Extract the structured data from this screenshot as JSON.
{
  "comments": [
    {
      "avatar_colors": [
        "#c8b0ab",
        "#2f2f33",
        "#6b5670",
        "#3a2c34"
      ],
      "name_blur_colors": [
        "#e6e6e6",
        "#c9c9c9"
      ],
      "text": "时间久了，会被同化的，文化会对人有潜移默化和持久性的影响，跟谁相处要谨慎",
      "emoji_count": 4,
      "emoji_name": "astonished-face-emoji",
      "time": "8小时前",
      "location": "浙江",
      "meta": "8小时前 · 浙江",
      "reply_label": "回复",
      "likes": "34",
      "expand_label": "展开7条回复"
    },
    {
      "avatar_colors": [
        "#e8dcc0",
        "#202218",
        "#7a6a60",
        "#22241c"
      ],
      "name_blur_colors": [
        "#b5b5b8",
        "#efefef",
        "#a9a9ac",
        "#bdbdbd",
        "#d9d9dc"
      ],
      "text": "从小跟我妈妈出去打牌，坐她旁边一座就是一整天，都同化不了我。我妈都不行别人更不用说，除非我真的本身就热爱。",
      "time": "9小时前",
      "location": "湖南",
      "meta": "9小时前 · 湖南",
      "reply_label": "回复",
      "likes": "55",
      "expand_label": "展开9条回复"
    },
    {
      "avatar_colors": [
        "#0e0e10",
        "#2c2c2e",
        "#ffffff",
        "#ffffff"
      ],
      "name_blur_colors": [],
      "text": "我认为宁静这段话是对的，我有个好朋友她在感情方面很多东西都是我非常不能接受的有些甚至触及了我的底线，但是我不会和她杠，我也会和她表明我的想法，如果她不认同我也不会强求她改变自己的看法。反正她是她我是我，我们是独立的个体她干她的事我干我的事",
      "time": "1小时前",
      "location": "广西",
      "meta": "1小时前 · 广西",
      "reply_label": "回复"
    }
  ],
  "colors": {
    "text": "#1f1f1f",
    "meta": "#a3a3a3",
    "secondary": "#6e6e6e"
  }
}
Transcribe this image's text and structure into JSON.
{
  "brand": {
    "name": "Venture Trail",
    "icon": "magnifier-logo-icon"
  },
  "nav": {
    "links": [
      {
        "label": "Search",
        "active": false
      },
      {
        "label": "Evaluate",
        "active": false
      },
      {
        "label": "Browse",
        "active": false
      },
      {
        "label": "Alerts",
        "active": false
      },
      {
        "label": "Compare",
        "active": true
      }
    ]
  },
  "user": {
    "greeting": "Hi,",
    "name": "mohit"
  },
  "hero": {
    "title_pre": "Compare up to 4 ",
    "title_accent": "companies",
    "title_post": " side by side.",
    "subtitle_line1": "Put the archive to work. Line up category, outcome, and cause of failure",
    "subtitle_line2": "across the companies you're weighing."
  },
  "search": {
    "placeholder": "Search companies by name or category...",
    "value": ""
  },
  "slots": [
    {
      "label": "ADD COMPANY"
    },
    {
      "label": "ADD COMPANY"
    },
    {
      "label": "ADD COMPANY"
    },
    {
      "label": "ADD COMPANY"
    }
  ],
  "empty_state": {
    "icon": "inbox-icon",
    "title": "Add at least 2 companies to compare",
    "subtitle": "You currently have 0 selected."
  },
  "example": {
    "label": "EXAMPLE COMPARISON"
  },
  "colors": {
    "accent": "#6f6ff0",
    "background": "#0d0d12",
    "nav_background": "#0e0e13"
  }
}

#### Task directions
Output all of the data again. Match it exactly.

#### Reply to the task
Extract the structured data from this screenshot as JSON.
{
  "comments": [
    {
      "avatar_colors": [
        "#c8b0ab",
        "#2f2f33",
        "#6b5670",
        "#3a2c34"
      ],
      "name_blur_colors": [
        "#e6e6e6",
        "#c9c9c9"
      ],
      "text": "时间久了，会被同化的，文化会对人有潜移默化和持久性的影响，跟谁相处要谨慎",
      "emoji_count": 4,
      "emoji_name": "astonished-face-emoji",
      "time": "8小时前",
      "location": "浙江",
      "meta": "8小时前 · 浙江",
      "reply_label": "回复",
      "likes": "34",
      "expand_label": "展开7条回复"
    },
    {
      "avatar_colors": [
        "#e8dcc0",
        "#202218",
        "#7a6a60",
        "#22241c"
      ],
      "name_blur_colors": [
        "#b5b5b8",
        "#efefef",
        "#a9a9ac",
        "#bdbdbd",
        "#d9d9dc"
      ],
      "text": "从小跟我妈妈出去打牌，坐她旁边一座就是一整天，都同化不了我。我妈都不行别人更不用说，除非我真的本身就热爱。",
      "time": "9小时前",
      "location": "湖南",
      "meta": "9小时前 · 湖南",
      "reply_label": "回复",
      "likes": "55",
      "expand_label": "展开9条回复"
    },
    {
      "avatar_colors": [
        "#0e0e10",
        "#2c2c2e",
        "#ffffff",
        "#ffffff"
      ],
      "name_blur_colors": [],
      "text": "我认为宁静这段话是对的，我有个好朋友她在感情方面很多东西都是我非常不能接受的有些甚至触及了我的底线，但是我不会和她杠，我也会和她表明我的想法，如果她不认同我也不会强求她改变自己的看法。反正她是她我是我，我们是独立的个体她干她的事我干我的事",
      "time": "1小时前",
      "location": "广西",
      "meta": "1小时前 · 广西",
      "reply_label": "回复"
    }
  ],
  "colors": {
    "text": "#1f1f1f",
    "meta": "#a3a3a3",
    "secondary": "#6e6e6e"
  }
}
Transcribe this image's text and structure into JSON.
{
  "brand": {
    "name": "Venture Trail",
    "icon": "magnifier-logo-icon"
  },
  "nav": {
    "links": [
      {
        "label": "Search",
        "active": false
      },
      {
        "label": "Evaluate",
        "active": false
      },
      {
        "label": "Browse",
        "active": false
      },
      {
        "label": "Alerts",
        "active": false
      },
      {
        "label": "Compare",
        "active": true
      }
    ]
  },
  "user": {
    "greeting": "Hi,",
    "name": "mohit"
  },
  "hero": {
    "title_pre": "Compare up to 4 ",
    "title_accent": "companies",
    "title_post": " side by side.",
    "subtitle_line1": "Put the archive to work. Line up category, outcome, and cause of failure",
    "subtitle_line2": "across the companies you're weighing."
  },
  "search": {
    "placeholder": "Search companies by name or category...",
    "value": ""
  },
  "slots": [
    {
      "label": "ADD COMPANY"
    },
    {
      "label": "ADD COMPANY"
    },
    {
      "label": "ADD COMPANY"
    },
    {
      "label": "ADD COMPANY"
    }
  ],
  "empty_state": {
    "icon": "inbox-icon",
    "title": "Add at least 2 companies to compare",
    "subtitle": "You currently have 0 selected."
  },
  "example": {
    "label": "EXAMPLE COMPARISON"
  },
  "colors": {
    "accent": "#6f6ff0",
    "background": "#0d0d12",
    "nav_background": "#0e0e13"
  }
}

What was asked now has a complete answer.